- [Dataset content]:
- - -

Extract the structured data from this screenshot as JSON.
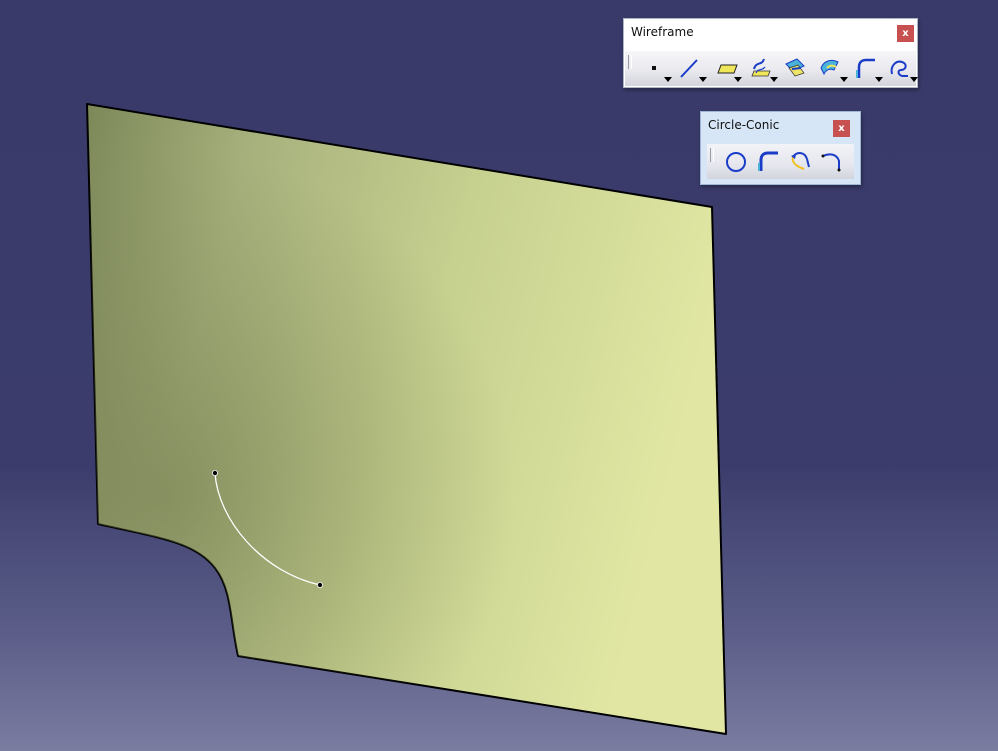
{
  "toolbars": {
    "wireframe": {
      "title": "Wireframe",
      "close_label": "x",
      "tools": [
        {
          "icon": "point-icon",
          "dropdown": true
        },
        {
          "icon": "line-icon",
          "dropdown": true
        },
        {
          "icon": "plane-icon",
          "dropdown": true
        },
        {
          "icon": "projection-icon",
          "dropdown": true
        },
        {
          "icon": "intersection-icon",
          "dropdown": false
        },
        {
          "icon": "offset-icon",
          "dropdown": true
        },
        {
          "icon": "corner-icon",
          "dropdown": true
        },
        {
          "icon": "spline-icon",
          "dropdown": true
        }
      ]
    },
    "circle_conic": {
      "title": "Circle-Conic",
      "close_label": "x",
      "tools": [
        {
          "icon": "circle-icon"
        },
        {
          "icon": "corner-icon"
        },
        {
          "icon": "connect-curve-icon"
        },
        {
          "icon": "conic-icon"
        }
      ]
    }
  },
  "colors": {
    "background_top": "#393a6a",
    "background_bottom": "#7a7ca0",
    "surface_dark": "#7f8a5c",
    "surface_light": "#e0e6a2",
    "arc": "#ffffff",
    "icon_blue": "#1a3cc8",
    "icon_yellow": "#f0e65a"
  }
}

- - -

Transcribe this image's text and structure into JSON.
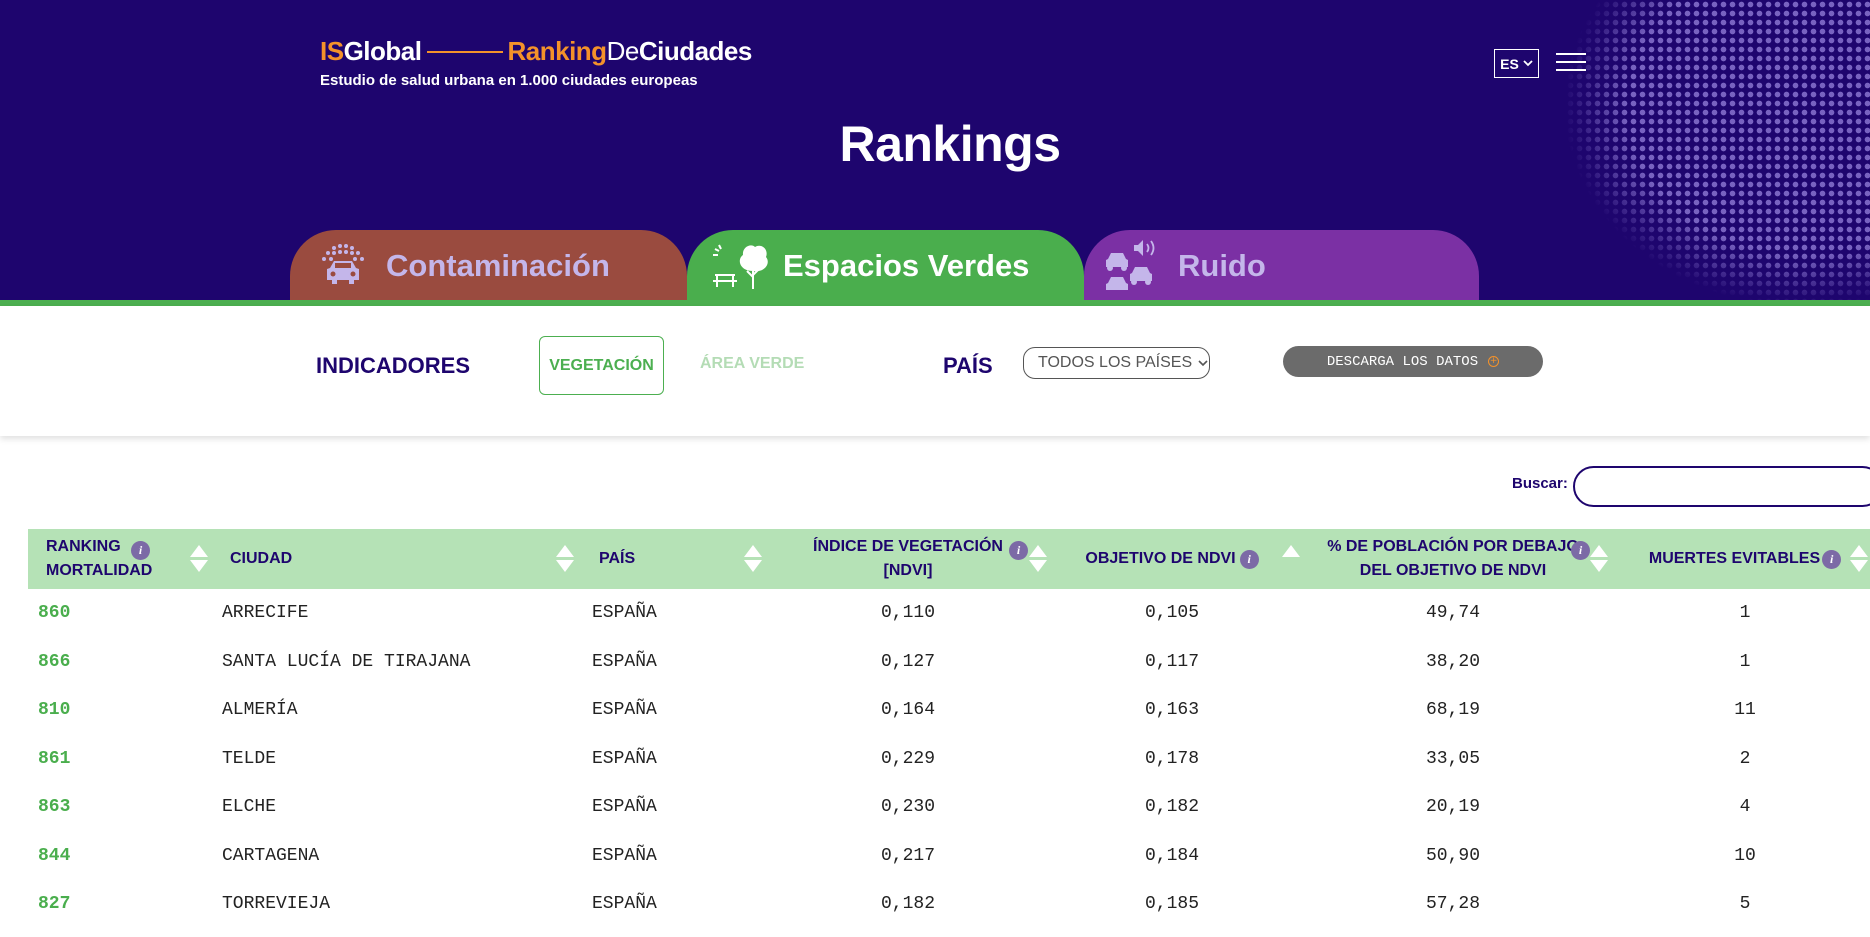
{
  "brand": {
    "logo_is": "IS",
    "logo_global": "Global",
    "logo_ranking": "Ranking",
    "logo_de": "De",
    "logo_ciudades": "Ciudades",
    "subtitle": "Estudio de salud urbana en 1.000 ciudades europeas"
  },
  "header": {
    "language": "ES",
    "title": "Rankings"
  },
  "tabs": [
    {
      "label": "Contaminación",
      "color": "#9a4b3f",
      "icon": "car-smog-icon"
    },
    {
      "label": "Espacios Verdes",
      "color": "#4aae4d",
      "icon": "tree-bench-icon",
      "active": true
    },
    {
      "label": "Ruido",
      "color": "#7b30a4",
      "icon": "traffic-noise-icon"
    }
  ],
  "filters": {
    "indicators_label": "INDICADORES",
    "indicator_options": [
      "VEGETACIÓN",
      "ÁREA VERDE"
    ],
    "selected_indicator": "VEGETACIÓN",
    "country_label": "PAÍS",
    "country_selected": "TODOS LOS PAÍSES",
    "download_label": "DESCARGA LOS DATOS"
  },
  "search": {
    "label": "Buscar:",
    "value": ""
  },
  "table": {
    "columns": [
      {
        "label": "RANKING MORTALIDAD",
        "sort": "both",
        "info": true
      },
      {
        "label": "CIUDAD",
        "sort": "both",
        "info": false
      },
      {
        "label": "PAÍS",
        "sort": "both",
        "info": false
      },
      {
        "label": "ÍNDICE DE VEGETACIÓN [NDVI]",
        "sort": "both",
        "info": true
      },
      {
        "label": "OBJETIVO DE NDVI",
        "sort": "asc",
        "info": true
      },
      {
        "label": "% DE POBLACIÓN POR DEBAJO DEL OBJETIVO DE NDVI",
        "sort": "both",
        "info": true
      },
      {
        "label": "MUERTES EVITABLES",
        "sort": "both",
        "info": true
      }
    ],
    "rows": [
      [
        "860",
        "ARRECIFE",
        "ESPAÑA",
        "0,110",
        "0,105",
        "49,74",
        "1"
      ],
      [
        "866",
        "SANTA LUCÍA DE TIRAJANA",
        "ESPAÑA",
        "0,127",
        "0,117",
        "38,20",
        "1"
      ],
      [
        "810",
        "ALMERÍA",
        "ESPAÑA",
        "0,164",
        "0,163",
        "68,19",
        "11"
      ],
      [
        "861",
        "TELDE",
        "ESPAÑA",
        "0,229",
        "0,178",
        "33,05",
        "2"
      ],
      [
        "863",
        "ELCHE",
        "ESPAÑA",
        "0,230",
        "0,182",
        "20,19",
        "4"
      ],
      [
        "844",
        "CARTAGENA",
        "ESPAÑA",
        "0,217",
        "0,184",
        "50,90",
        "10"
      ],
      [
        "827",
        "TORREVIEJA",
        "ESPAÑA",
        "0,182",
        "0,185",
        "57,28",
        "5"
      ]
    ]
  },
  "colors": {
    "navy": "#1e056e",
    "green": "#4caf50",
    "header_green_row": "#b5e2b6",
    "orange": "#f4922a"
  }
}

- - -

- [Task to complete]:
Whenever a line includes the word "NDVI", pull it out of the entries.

- [Response below]:
        "label": "ÍNDICE DE VEGETACIÓN [NDVI]",
        "label": "OBJETIVO DE NDVI",
        "label": "% DE POBLACIÓN POR DEBAJO DEL OBJETIVO DE NDVI",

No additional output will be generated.